Assigned task:
Each entry needs to be given again, character for character.

Entries supplied:
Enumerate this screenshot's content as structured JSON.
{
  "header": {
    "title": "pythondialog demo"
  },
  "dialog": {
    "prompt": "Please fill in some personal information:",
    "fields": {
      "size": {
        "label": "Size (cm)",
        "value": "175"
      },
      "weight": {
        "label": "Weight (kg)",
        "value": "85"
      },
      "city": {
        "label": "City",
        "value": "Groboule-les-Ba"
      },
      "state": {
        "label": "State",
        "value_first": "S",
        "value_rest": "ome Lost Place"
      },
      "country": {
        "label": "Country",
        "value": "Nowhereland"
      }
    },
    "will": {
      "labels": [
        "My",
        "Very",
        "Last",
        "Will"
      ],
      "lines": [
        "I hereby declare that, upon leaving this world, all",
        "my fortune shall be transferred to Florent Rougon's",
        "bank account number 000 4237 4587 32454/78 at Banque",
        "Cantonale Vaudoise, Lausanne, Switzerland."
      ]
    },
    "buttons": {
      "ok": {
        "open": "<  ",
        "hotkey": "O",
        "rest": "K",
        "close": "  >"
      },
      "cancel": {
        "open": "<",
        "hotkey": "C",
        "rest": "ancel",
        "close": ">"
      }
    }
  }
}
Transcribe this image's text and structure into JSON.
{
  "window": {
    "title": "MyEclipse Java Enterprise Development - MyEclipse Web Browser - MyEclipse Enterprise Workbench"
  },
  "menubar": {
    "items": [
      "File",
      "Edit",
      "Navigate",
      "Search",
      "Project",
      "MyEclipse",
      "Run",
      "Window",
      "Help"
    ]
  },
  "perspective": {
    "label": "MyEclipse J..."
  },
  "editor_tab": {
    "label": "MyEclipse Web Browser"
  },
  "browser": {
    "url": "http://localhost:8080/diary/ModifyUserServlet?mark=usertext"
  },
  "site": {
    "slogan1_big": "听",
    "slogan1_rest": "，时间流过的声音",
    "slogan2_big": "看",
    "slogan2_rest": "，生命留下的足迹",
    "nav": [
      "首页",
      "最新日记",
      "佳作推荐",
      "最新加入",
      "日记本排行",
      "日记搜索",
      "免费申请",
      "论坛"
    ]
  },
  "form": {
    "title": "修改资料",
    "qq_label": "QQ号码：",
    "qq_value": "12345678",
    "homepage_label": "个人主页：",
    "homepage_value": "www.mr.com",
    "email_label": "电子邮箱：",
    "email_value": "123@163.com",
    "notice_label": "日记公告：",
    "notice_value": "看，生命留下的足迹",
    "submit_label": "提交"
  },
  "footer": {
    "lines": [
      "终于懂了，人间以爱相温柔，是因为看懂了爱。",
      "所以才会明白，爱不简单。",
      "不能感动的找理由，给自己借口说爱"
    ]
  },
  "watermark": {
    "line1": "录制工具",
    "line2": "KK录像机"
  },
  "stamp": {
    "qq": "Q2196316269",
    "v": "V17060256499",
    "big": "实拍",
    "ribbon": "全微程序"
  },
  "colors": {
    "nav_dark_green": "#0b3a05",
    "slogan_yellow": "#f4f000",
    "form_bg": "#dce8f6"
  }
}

Response below:
Enumerate this screenshot's content as structured JSON.
{
  "header": {
    "title": "pythondialog demo"
  },
  "dialog": {
    "prompt": "Please fill in some personal information:",
    "fields": {
      "size": {
        "label": "Size (cm)",
        "value": "175"
      },
      "weight": {
        "label": "Weight (kg)",
        "value": "85"
      },
      "city": {
        "label": "City",
        "value": "Groboule-les-Ba"
      },
      "state": {
        "label": "State",
        "value_first": "S",
        "value_rest": "ome Lost Place"
      },
      "country": {
        "label": "Country",
        "value": "Nowhereland"
      }
    },
    "will": {
      "labels": [
        "My",
        "Very",
        "Last",
        "Will"
      ],
      "lines": [
        "I hereby declare that, upon leaving this world, all",
        "my fortune shall be transferred to Florent Rougon's",
        "bank account number 000 4237 4587 32454/78 at Banque",
        "Cantonale Vaudoise, Lausanne, Switzerland."
      ]
    },
    "buttons": {
      "ok": {
        "open": "<  ",
        "hotkey": "O",
        "rest": "K",
        "close": "  >"
      },
      "cancel": {
        "open": "<",
        "hotkey": "C",
        "rest": "ancel",
        "close": ">"
      }
    }
  }
}
Transcribe this image's text and structure into JSON.
{
  "window": {
    "title": "MyEclipse Java Enterprise Development - MyEclipse Web Browser - MyEclipse Enterprise Workbench"
  },
  "menubar": {
    "items": [
      "File",
      "Edit",
      "Navigate",
      "Search",
      "Project",
      "MyEclipse",
      "Run",
      "Window",
      "Help"
    ]
  },
  "perspective": {
    "label": "MyEclipse J..."
  },
  "editor_tab": {
    "label": "MyEclipse Web Browser"
  },
  "browser": {
    "url": "http://localhost:8080/diary/ModifyUserServlet?mark=usertext"
  },
  "site": {
    "slogan1_big": "听",
    "slogan1_rest": "，时间流过的声音",
    "slogan2_big": "看",
    "slogan2_rest": "，生命留下的足迹",
    "nav": [
      "首页",
      "最新日记",
      "佳作推荐",
      "最新加入",
      "日记本排行",
      "日记搜索",
      "免费申请",
      "论坛"
    ]
  },
  "form": {
    "title": "修改资料",
    "qq_label": "QQ号码：",
    "qq_value": "12345678",
    "homepage_label": "个人主页：",
    "homepage_value": "www.mr.com",
    "email_label": "电子邮箱：",
    "email_value": "123@163.com",
    "notice_label": "日记公告：",
    "notice_value": "看，生命留下的足迹",
    "submit_label": "提交"
  },
  "footer": {
    "lines": [
      "终于懂了，人间以爱相温柔，是因为看懂了爱。",
      "所以才会明白，爱不简单。",
      "不能感动的找理由，给自己借口说爱"
    ]
  },
  "watermark": {
    "line1": "录制工具",
    "line2": "KK录像机"
  },
  "stamp": {
    "qq": "Q2196316269",
    "v": "V17060256499",
    "big": "实拍",
    "ribbon": "全微程序"
  },
  "colors": {
    "nav_dark_green": "#0b3a05",
    "slogan_yellow": "#f4f000",
    "form_bg": "#dce8f6"
  }
}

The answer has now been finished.